▸ **ASSIGNED TASK**:
Which lines in the data below contain the word "Изменение"? Pull each of them out.

Stored dataset items
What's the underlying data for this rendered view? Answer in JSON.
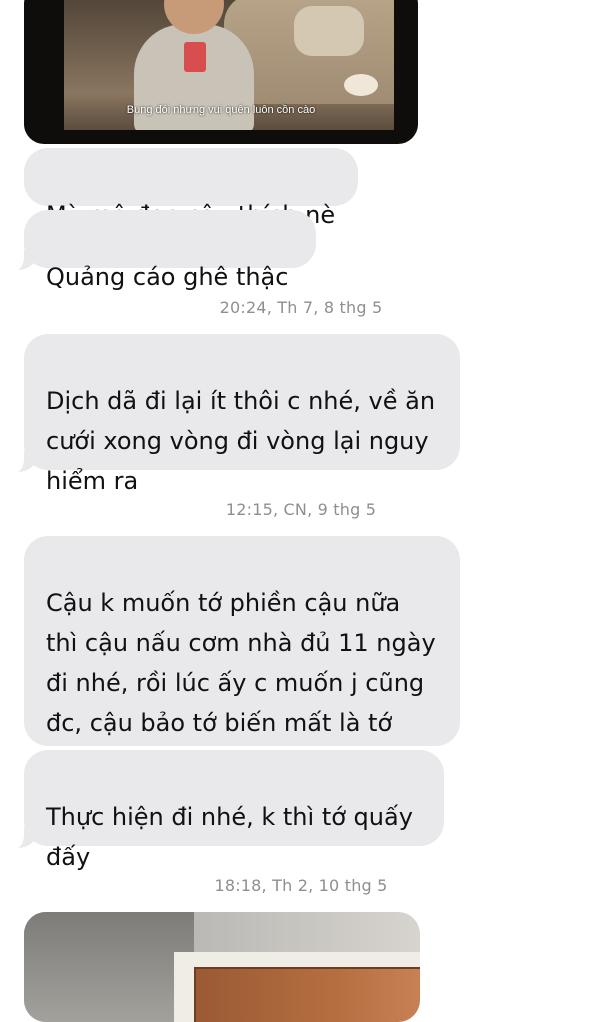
{
  "thread": {
    "video_message": {
      "subtitle": "Bụng đói nhưng vui quên luôn cồn cào"
    },
    "messages": [
      {
        "text": "Mỳ mô đen cậu thích nè"
      },
      {
        "text": "Quảng cáo ghê thậc"
      },
      {
        "timestamp": "20:24, Th 7, 8 thg 5"
      },
      {
        "text": "Dịch dã đi lại ít thôi c nhé, về ăn\ncưới xong vòng đi vòng lại nguy\nhiểm ra"
      },
      {
        "timestamp": "12:15, CN, 9 thg 5"
      },
      {
        "text": "Cậu k muốn tớ phiền cậu nữa\nthì cậu nấu cơm nhà đủ 11 ngày\nđi nhé, rồi lúc ấy c muốn j cũng\nđc, cậu bảo tớ biến mất là tớ\nbiến mất ạ"
      },
      {
        "text": "Thực hiện đi nhé, k thì tớ quấy\nđấy"
      },
      {
        "timestamp": "18:18, Th 2, 10 thg 5"
      }
    ]
  },
  "colors": {
    "bubble_background": "#e9e9eb",
    "timestamp_text": "#8e8e93",
    "message_text": "#111111",
    "page_background": "#ffffff"
  }
}
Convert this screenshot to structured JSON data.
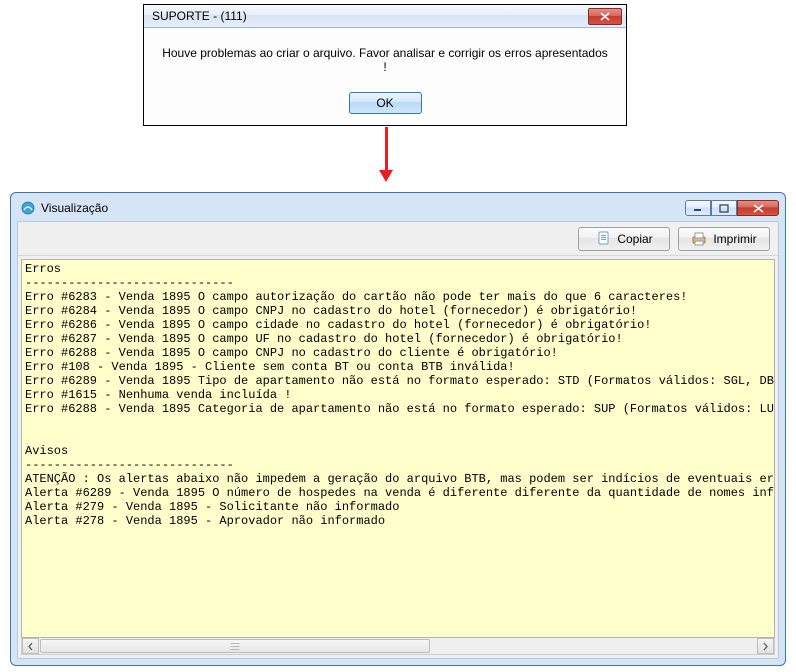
{
  "dialog1": {
    "title": "SUPORTE - (111)",
    "message": "Houve problemas ao criar o arquivo. Favor analisar e corrigir os erros apresentados !",
    "ok_label": "OK"
  },
  "dialog2": {
    "title": "Visualização",
    "icon_name": "app-icon",
    "toolbar": {
      "copy_label": "Copiar",
      "print_label": "Imprimir"
    },
    "content": {
      "errors_header": "Erros",
      "errors_divider": "-----------------------------",
      "errors": [
        "Erro #6283 - Venda 1895 O campo autorização do cartão não pode ter mais do que 6 caracteres!",
        "Erro #6284 - Venda 1895 O campo CNPJ no cadastro do hotel (fornecedor) é obrigatório!",
        "Erro #6286 - Venda 1895 O campo cidade no cadastro do hotel (fornecedor) é obrigatório!",
        "Erro #6287 - Venda 1895 O campo UF no cadastro do hotel (fornecedor) é obrigatório!",
        "Erro #6288 - Venda 1895 O campo CNPJ no cadastro do cliente é obrigatório!",
        "Erro #108 - Venda 1895 - Cliente sem conta BT ou conta BTB inválida!",
        "Erro #6289 - Venda 1895 Tipo de apartamento não está no formato esperado: STD (Formatos válidos: SGL, DB",
        "Erro #1615 - Nenhuma venda incluída !",
        "Erro #6288 - Venda 1895 Categoria de apartamento não está no formato esperado: SUP (Formatos válidos: LU"
      ],
      "warnings_header": "Avisos",
      "warnings_divider": "-----------------------------",
      "warnings_note": "ATENÇÃO : Os alertas abaixo não impedem a geração do arquivo BTB, mas podem ser indícios de eventuais er",
      "warnings": [
        "Alerta #6289 - Venda 1895 O número de hospedes na venda é diferente diferente da quantidade de nomes inf",
        "Alerta #279 - Venda 1895 - Solicitante não informado",
        "Alerta #278 - Venda 1895 - Aprovador não informado"
      ]
    }
  }
}
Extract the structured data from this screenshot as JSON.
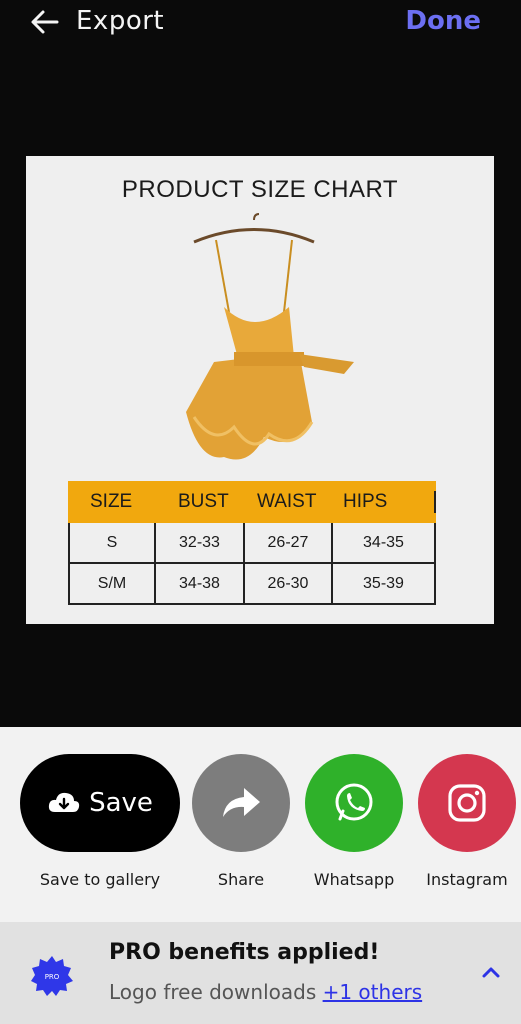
{
  "header": {
    "title": "Export",
    "done_label": "Done",
    "back_icon": "arrow-left-icon"
  },
  "preview": {
    "chart_title": "PRODUCT SIZE CHART",
    "garment_image": "yellow-romper-on-hanger",
    "table": {
      "headers": [
        "SIZE",
        "BUST",
        "WAIST",
        "HIPS"
      ],
      "rows": [
        [
          "S",
          "32-33",
          "26-27",
          "34-35"
        ],
        [
          "S/M",
          "34-38",
          "26-30",
          "35-39"
        ]
      ],
      "header_color": "#f1a80e"
    }
  },
  "share": {
    "save_label": "Save",
    "options": [
      {
        "label": "Save to gallery",
        "icon": "cloud-download-icon"
      },
      {
        "label": "Share",
        "icon": "share-arrow-icon"
      },
      {
        "label": "Whatsapp",
        "icon": "whatsapp-icon"
      },
      {
        "label": "Instagram",
        "icon": "instagram-icon"
      }
    ]
  },
  "pro": {
    "badge_text": "PRO",
    "title": "PRO benefits applied!",
    "subtitle": "Logo free downloads ",
    "link": "+1 others",
    "chevron_icon": "chevron-up-icon"
  },
  "colors": {
    "accent": "#6c6ff2",
    "whatsapp": "#2fb12a",
    "instagram": "#d4374f",
    "share": "#7d7d7d",
    "link": "#2d33e6"
  }
}
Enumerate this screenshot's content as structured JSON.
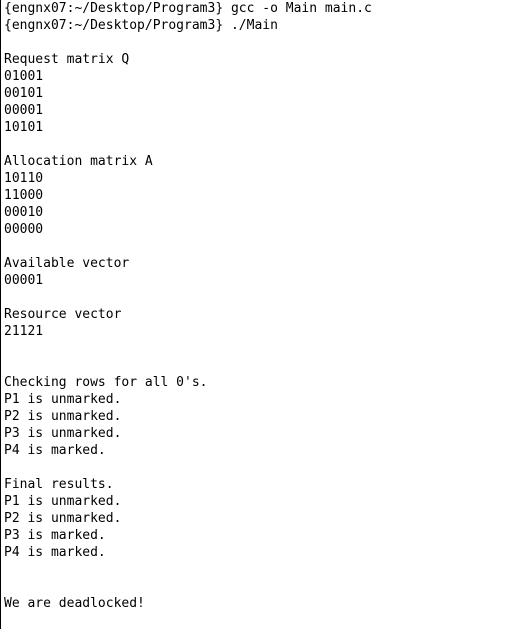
{
  "terminal": {
    "lines": [
      "{engnx07:~/Desktop/Program3} gcc -o Main main.c",
      "{engnx07:~/Desktop/Program3} ./Main",
      "",
      "Request matrix Q",
      "01001",
      "00101",
      "00001",
      "10101",
      "",
      "Allocation matrix A",
      "10110",
      "11000",
      "00010",
      "00000",
      "",
      "Available vector",
      "00001",
      "",
      "Resource vector",
      "21121",
      "",
      "",
      "Checking rows for all 0's.",
      "P1 is unmarked.",
      "P2 is unmarked.",
      "P3 is unmarked.",
      "P4 is marked.",
      "",
      "Final results.",
      "P1 is unmarked.",
      "P2 is unmarked.",
      "P3 is marked.",
      "P4 is marked.",
      "",
      "",
      "We are deadlocked!"
    ]
  }
}
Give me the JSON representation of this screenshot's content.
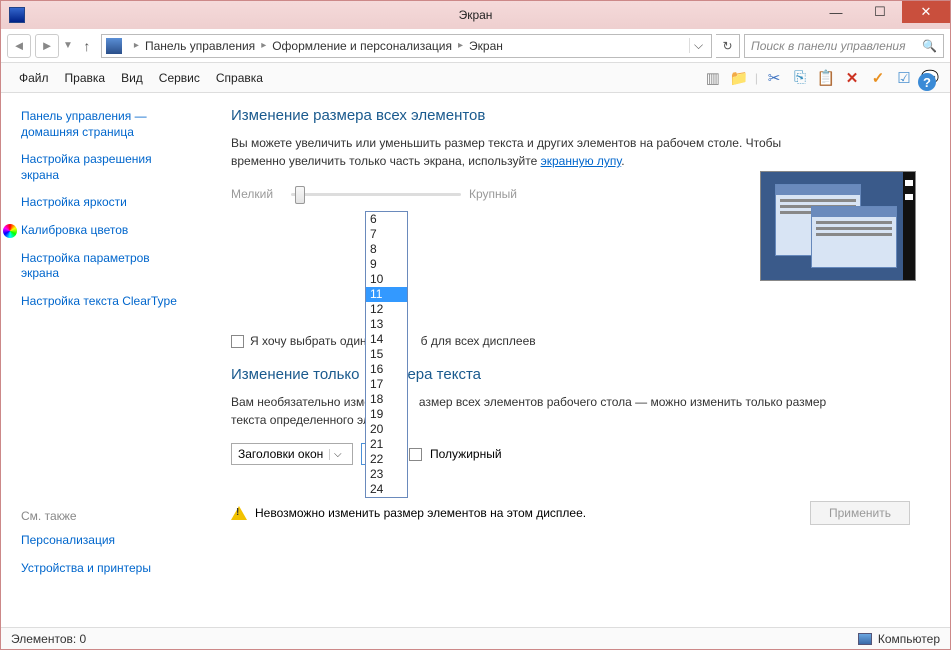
{
  "window": {
    "title": "Экран"
  },
  "breadcrumb": {
    "root": "Панель управления",
    "mid": "Оформление и персонализация",
    "leaf": "Экран"
  },
  "search": {
    "placeholder": "Поиск в панели управления"
  },
  "menu": {
    "file": "Файл",
    "edit": "Правка",
    "view": "Вид",
    "service": "Сервис",
    "help": "Справка"
  },
  "sidebar": {
    "home": "Панель управления — домашняя страница",
    "resolution": "Настройка разрешения экрана",
    "brightness": "Настройка яркости",
    "calibration": "Калибровка цветов",
    "params": "Настройка параметров экрана",
    "cleartype": "Настройка текста ClearType",
    "see_also": "См. также",
    "personalization": "Персонализация",
    "devices": "Устройства и принтеры"
  },
  "main": {
    "h1": "Изменение размера всех элементов",
    "desc1": "Вы можете увеличить или уменьшить размер текста и других элементов на рабочем столе. Чтобы временно увеличить только часть экрана, используйте ",
    "desc_link": "экранную лупу",
    "slider_small": "Мелкий",
    "slider_large": "Крупный",
    "checkbox1": "Я хочу выбрать один",
    "checkbox1b": "б для всех дисплеев",
    "h2a": "Изменение только",
    "h2b": "ера текста",
    "desc2a": "Вам необязательно изме",
    "desc2b": "азмер всех элементов рабочего стола — можно изменить только размер текста определенного эл",
    "combo1": "Заголовки окон",
    "combo2": "11",
    "bold": "Полужирный",
    "warning": "Невозможно изменить размер элементов на этом дисплее.",
    "apply": "Применить"
  },
  "dropdown": {
    "options": [
      "6",
      "7",
      "8",
      "9",
      "10",
      "11",
      "12",
      "13",
      "14",
      "15",
      "16",
      "17",
      "18",
      "19",
      "20",
      "21",
      "22",
      "23",
      "24"
    ],
    "selected": "11"
  },
  "status": {
    "items": "Элементов: 0",
    "computer": "Компьютер"
  }
}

▸ **EXERCISE RESULT**:
    "h1": "Изменение размера всех элементов",
    "h2a": "Изменение только",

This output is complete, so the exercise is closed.